One of 12 children, Lois learned to live by faith from a young age. Her mother once set the table, poured the water and prayed when their family had no food and her father, a merchant marine, was away. A knock on the door signaled someone had left groceries. At four, Lois was convicted of her sinfulness by a sermon and accepted Christ in a little country church. At 11, she dedicated her life to missionary work. Although she put aside college to care for her family after her mother suffered a stroke, later in life Lois earned a doctorate.

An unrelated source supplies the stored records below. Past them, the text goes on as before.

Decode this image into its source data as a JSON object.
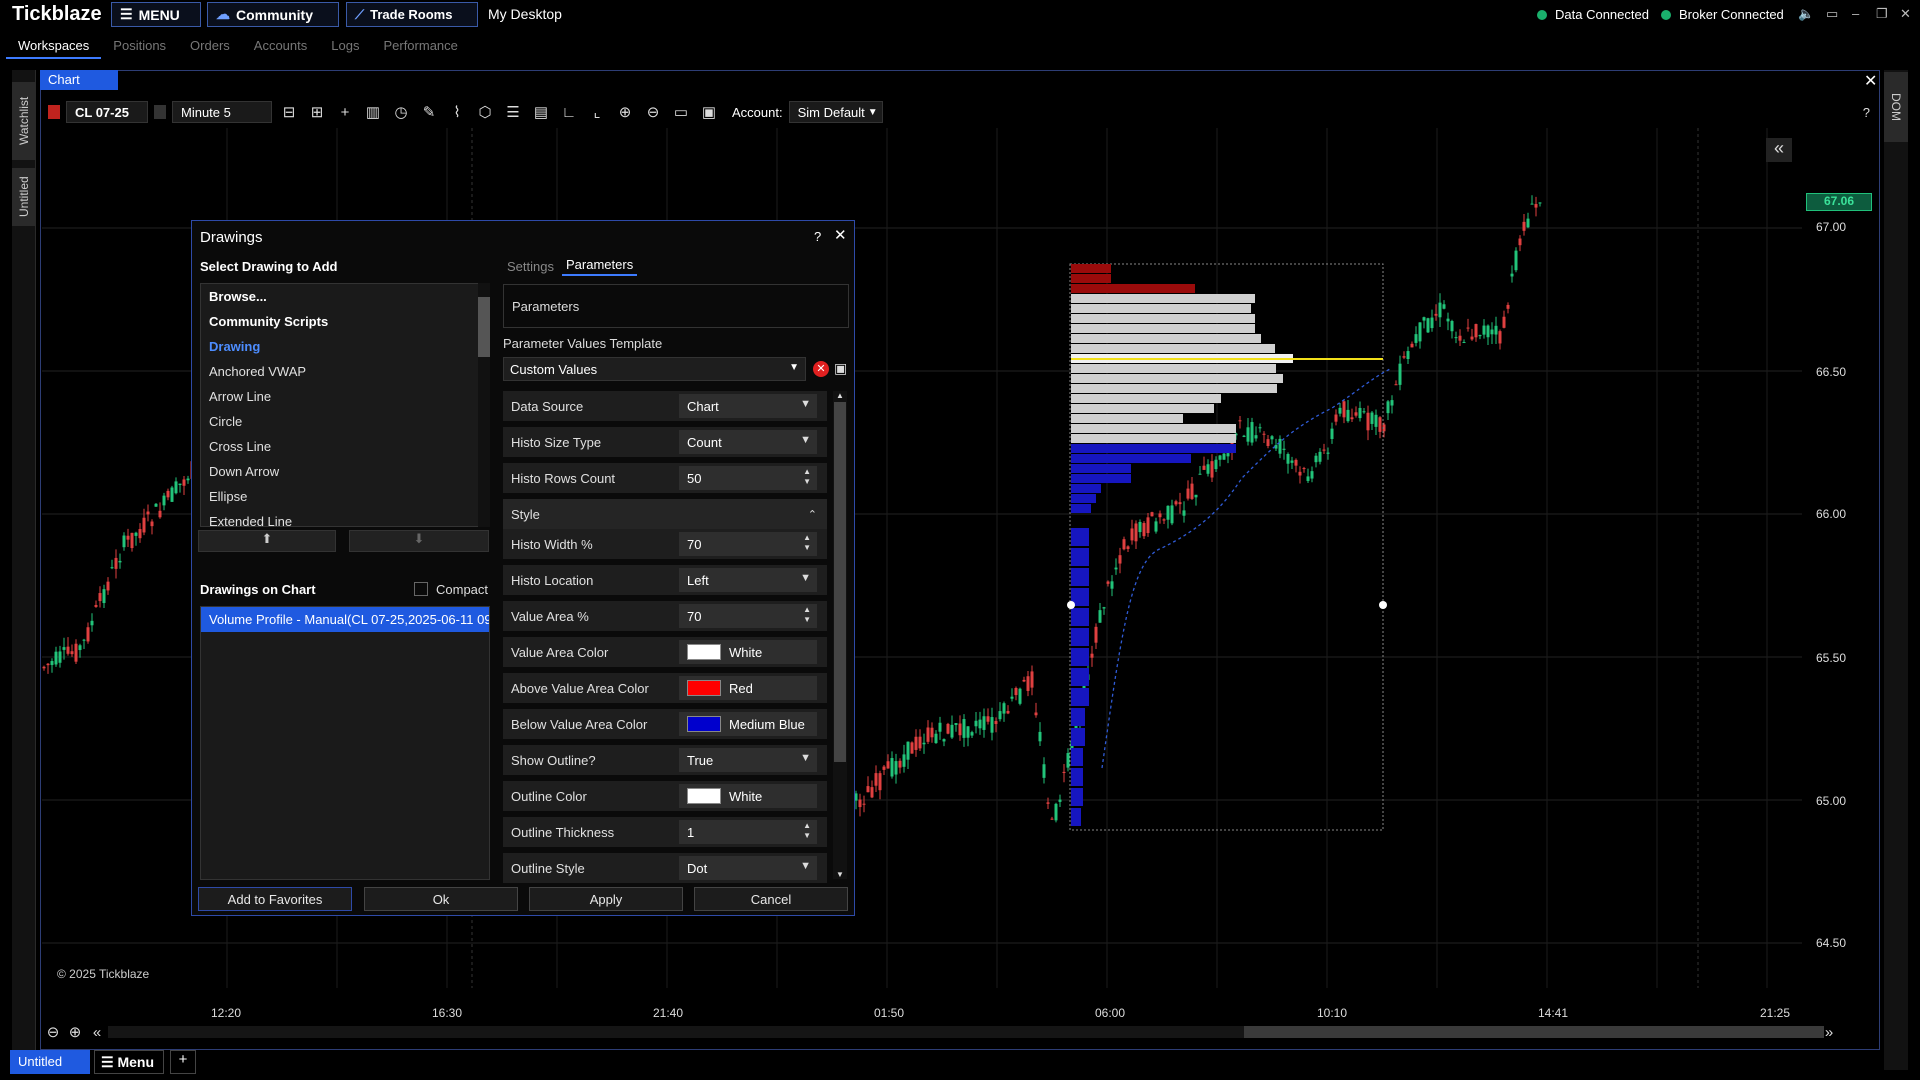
{
  "app": {
    "brand": "Tickblaze",
    "menu": "MENU",
    "community": "Community",
    "trade_rooms": "Trade Rooms",
    "my_desktop": "My Desktop",
    "data_status": "Data Connected",
    "broker_status": "Broker Connected",
    "status_color": "#1ab06c"
  },
  "nav": {
    "tabs": [
      "Workspaces",
      "Positions",
      "Orders",
      "Accounts",
      "Logs",
      "Performance"
    ]
  },
  "left_tabs": [
    "Watchlist",
    "Untitled"
  ],
  "right_tabs": [
    "DOM"
  ],
  "chart": {
    "tab": "Chart",
    "symbol": "CL 07-25",
    "timeframe": "Minute 5",
    "account_label": "Account:",
    "account": "Sim Default",
    "help": "?",
    "copyright": "© 2025 Tickblaze",
    "last_price": "67.06"
  },
  "chart_data": {
    "type": "candlestick",
    "y_ticks": [
      "67.00",
      "66.50",
      "66.00",
      "65.50",
      "65.00",
      "64.50"
    ],
    "x_ticks": [
      "12:20",
      "16:30",
      "21:40",
      "01:50",
      "06:00",
      "10:10",
      "14:41",
      "21:25"
    ],
    "ylim": [
      64.3,
      67.6
    ]
  },
  "dialog": {
    "title": "Drawings",
    "help": "?",
    "select_label": "Select Drawing to Add",
    "items": [
      {
        "label": "Browse...",
        "style": "b"
      },
      {
        "label": "Community Scripts",
        "style": "b"
      },
      {
        "label": "Drawing",
        "style": "sel"
      },
      {
        "label": "Anchored VWAP",
        "style": ""
      },
      {
        "label": "Arrow Line",
        "style": ""
      },
      {
        "label": "Circle",
        "style": ""
      },
      {
        "label": "Cross Line",
        "style": ""
      },
      {
        "label": "Down Arrow",
        "style": ""
      },
      {
        "label": "Ellipse",
        "style": ""
      },
      {
        "label": "Extended Line",
        "style": ""
      }
    ],
    "on_chart_label": "Drawings on Chart",
    "compact_label": "Compact",
    "on_chart_item": "Volume Profile - Manual(CL 07-25,2025-06-11 09",
    "tab_settings": "Settings",
    "tab_parameters": "Parameters",
    "params_header": "Parameters",
    "template_label": "Parameter Values Template",
    "template_value": "Custom Values",
    "params": [
      {
        "label": "Data Source",
        "value": "Chart",
        "kind": "dd"
      },
      {
        "label": "Histo Size Type",
        "value": "Count",
        "kind": "dd"
      },
      {
        "label": "Histo Rows Count",
        "value": "50",
        "kind": "spin"
      },
      {
        "label": "Histo Width %",
        "value": "70",
        "kind": "spin"
      },
      {
        "label": "Histo Location",
        "value": "Left",
        "kind": "dd"
      },
      {
        "label": "Value Area %",
        "value": "70",
        "kind": "spin"
      },
      {
        "label": "Value Area Color",
        "value": "White",
        "kind": "color",
        "color": "#ffffff"
      },
      {
        "label": "Above Value Area Color",
        "value": "Red",
        "kind": "color",
        "color": "#ff0000"
      },
      {
        "label": "Below Value Area Color",
        "value": "Medium Blue",
        "kind": "color",
        "color": "#0000cd"
      },
      {
        "label": "Show Outline?",
        "value": "True",
        "kind": "dd"
      },
      {
        "label": "Outline Color",
        "value": "White",
        "kind": "color",
        "color": "#ffffff"
      },
      {
        "label": "Outline Thickness",
        "value": "1",
        "kind": "spin"
      },
      {
        "label": "Outline Style",
        "value": "Dot",
        "kind": "dd"
      }
    ],
    "style_section": "Style",
    "buttons": {
      "favorites": "Add to Favorites",
      "ok": "Ok",
      "apply": "Apply",
      "cancel": "Cancel"
    }
  },
  "bottom": {
    "workspace": "Untitled",
    "menu": "Menu",
    "add": "+"
  }
}
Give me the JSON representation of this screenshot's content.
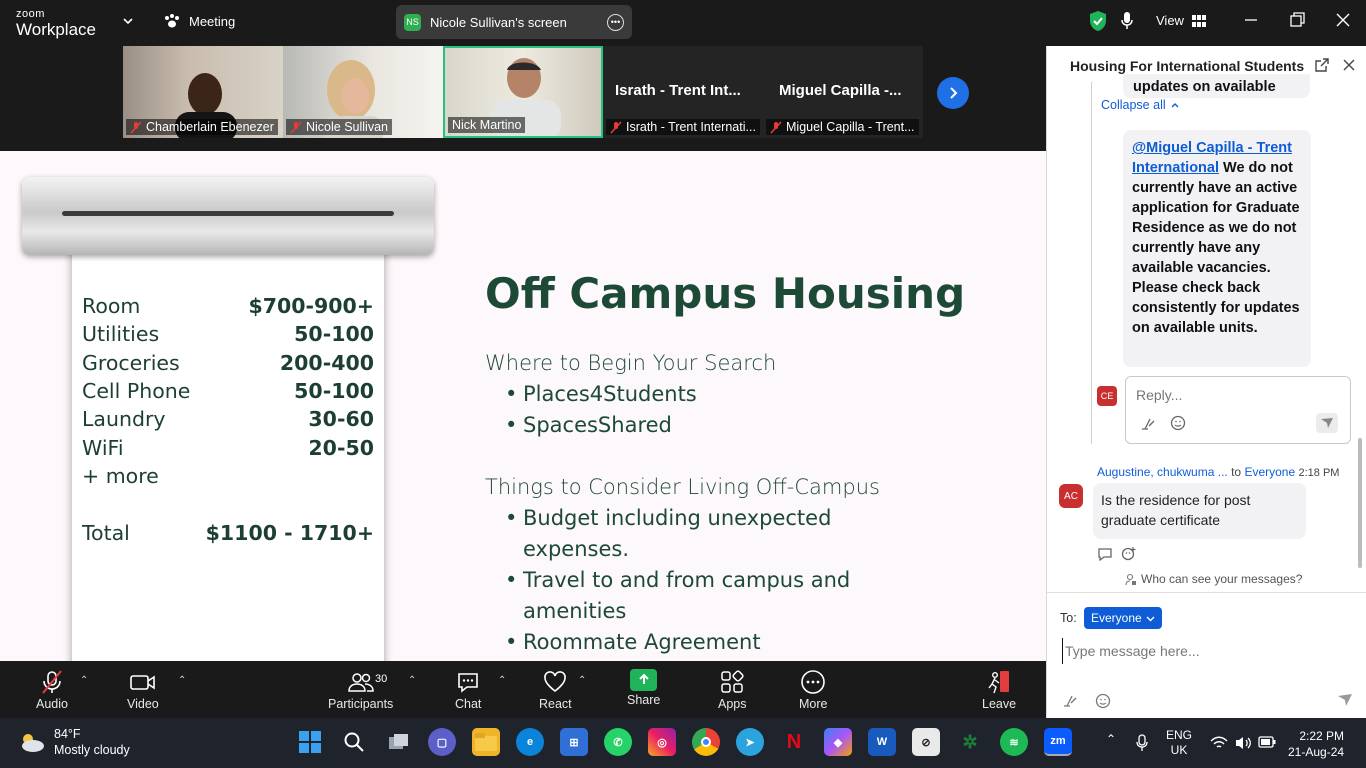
{
  "topbar": {
    "brand_top": "zoom",
    "brand_bottom": "Workplace",
    "meeting_label": "Meeting",
    "screen_share_initials": "NS",
    "screen_share_label": "Nicole Sullivan's screen",
    "view_label": "View"
  },
  "gallery": {
    "tiles": [
      {
        "name": "Chamberlain Ebenezer",
        "muted": true
      },
      {
        "name": "Nicole Sullivan",
        "muted": true
      },
      {
        "name": "Nick Martino",
        "muted": false
      },
      {
        "name": "Israth - Trent Internati...",
        "display": "Israth - Trent Int...",
        "muted": true
      },
      {
        "name": "Miguel Capilla - Trent...",
        "display": "Miguel Capilla -...",
        "muted": true
      }
    ]
  },
  "slide": {
    "title": "Off Campus Housing",
    "receipt": [
      {
        "item": "Room",
        "cost": "$700-900+"
      },
      {
        "item": "Utilities",
        "cost": "50-100"
      },
      {
        "item": "Groceries",
        "cost": "200-400"
      },
      {
        "item": "Cell Phone",
        "cost": "50-100"
      },
      {
        "item": "Laundry",
        "cost": "30-60"
      },
      {
        "item": "WiFi",
        "cost": "20-50"
      },
      {
        "item": "+ more",
        "cost": ""
      }
    ],
    "total_label": "Total",
    "total_value": "$1100 - 1710+",
    "section1": "Where to Begin Your Search",
    "bullets1": [
      "Places4Students",
      "SpacesShared"
    ],
    "section2": "Things to Consider Living Off-Campus",
    "bullets2": [
      {
        "line1": "Budget including unexpected",
        "line2": "expenses."
      },
      {
        "line1": "Travel to and from campus and",
        "line2": "amenities"
      },
      {
        "line1": "Roommate Agreement",
        "line2": ""
      }
    ]
  },
  "toolbar": {
    "audio": "Audio",
    "video": "Video",
    "participants": "Participants",
    "participants_count": "30",
    "chat": "Chat",
    "react": "React",
    "share": "Share",
    "apps": "Apps",
    "more": "More",
    "leave": "Leave"
  },
  "chat": {
    "title": "Housing For International Students",
    "clipped_text": "updates on available",
    "collapse_label": "Collapse all",
    "reply_mention": "@Miguel Capilla - Trent International",
    "reply_text": " We do not currently have an active application for Graduate Residence as we do not currently have any available vacancies. Please check back consistently for updates on available units.",
    "reply_avatar": "CE",
    "reply_placeholder": "Reply...",
    "sender_name": "Augustine, chukwuma ...",
    "sender_to": "to",
    "sender_target": "Everyone",
    "sender_time": "2:18 PM",
    "sender_avatar": "AC",
    "message": "Is the residence for post graduate certificate",
    "visibility": "Who can see your messages?",
    "to_label": "To:",
    "to_value": "Everyone",
    "input_placeholder": "Type message here..."
  },
  "taskbar": {
    "temp": "84°F",
    "condition": "Mostly cloudy",
    "lang1": "ENG",
    "lang2": "UK",
    "time": "2:22 PM",
    "date": "21-Aug-24"
  },
  "colors": {
    "accent": "#0e5cd6",
    "slide_text": "#1d4937",
    "active_border": "#26c281",
    "share_green": "#1fb35a"
  }
}
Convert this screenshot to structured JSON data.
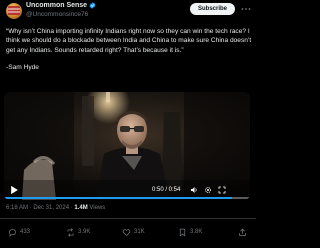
{
  "author": {
    "display_name": "Uncommon Sense",
    "handle": "@Uncommonsince76",
    "verified": true,
    "accent": "#1d9bf0"
  },
  "header": {
    "subscribe_label": "Subscribe",
    "more_icon": "more-icon"
  },
  "tweet": {
    "text": "“Why isn’t China importing infinity Indians right now so they can win the tech race? I think we should do a blockade between India and China to make sure China doesn’t get any Indians. Sounds retarded right? That’s because it is.”",
    "attribution": "-Sam Hyde"
  },
  "video": {
    "time": "0:50 / 0:54",
    "progress_fraction": 0.926,
    "play_icon": "play-icon",
    "volume_icon": "volume-icon",
    "settings_icon": "settings-icon",
    "fullscreen_icon": "fullscreen-icon"
  },
  "meta": {
    "timestamp": "6:18 AM · Dec 31, 2024 · ",
    "views_count": "1.4M",
    "views_label": " Views"
  },
  "actions": {
    "replies": "433",
    "reposts": "3.9K",
    "likes": "31K",
    "bookmarks": "3.8K"
  },
  "colors": {
    "background": "#000000",
    "text": "#e7e9ea",
    "muted": "#71767b",
    "accent": "#1d9bf0",
    "divider": "#2f3336"
  }
}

Heartstream Resources is now a four-home residential facility: Lois owns two homes, colleagues own a third and a small house owned by Heartstream hosts office space. The décor of 14 guestrooms reflects Lois’ gracious demeanor and the 30 foreign countries she has visited.
Heartstream hosts groups of 12 to 14 missionaries about eight times a year for two-week sessions of intensive therapy that include spiritual care, counseling, classroom work and lots of time for reflection.
According to Lois, missionaries may feel that no matter how hard they work, it is never enough. They love and want to serve God but feel inadequate. In their vulnerable condition, a health crisis may turn into a marital or emotional crisis. Heartstream offers multi-dimensional holistic care that includes medical, spiritual and emotional counseling. One Heartstream assistant called the ministry “the grace space,” a safe place where others do not watch or criticize.
Liverpool boasts of being the home of the first medical missionary to China, Elizabeth Reifsnyder. Like the wide, meandering river below, the legacy of missionary service flows on through Lois Dodds.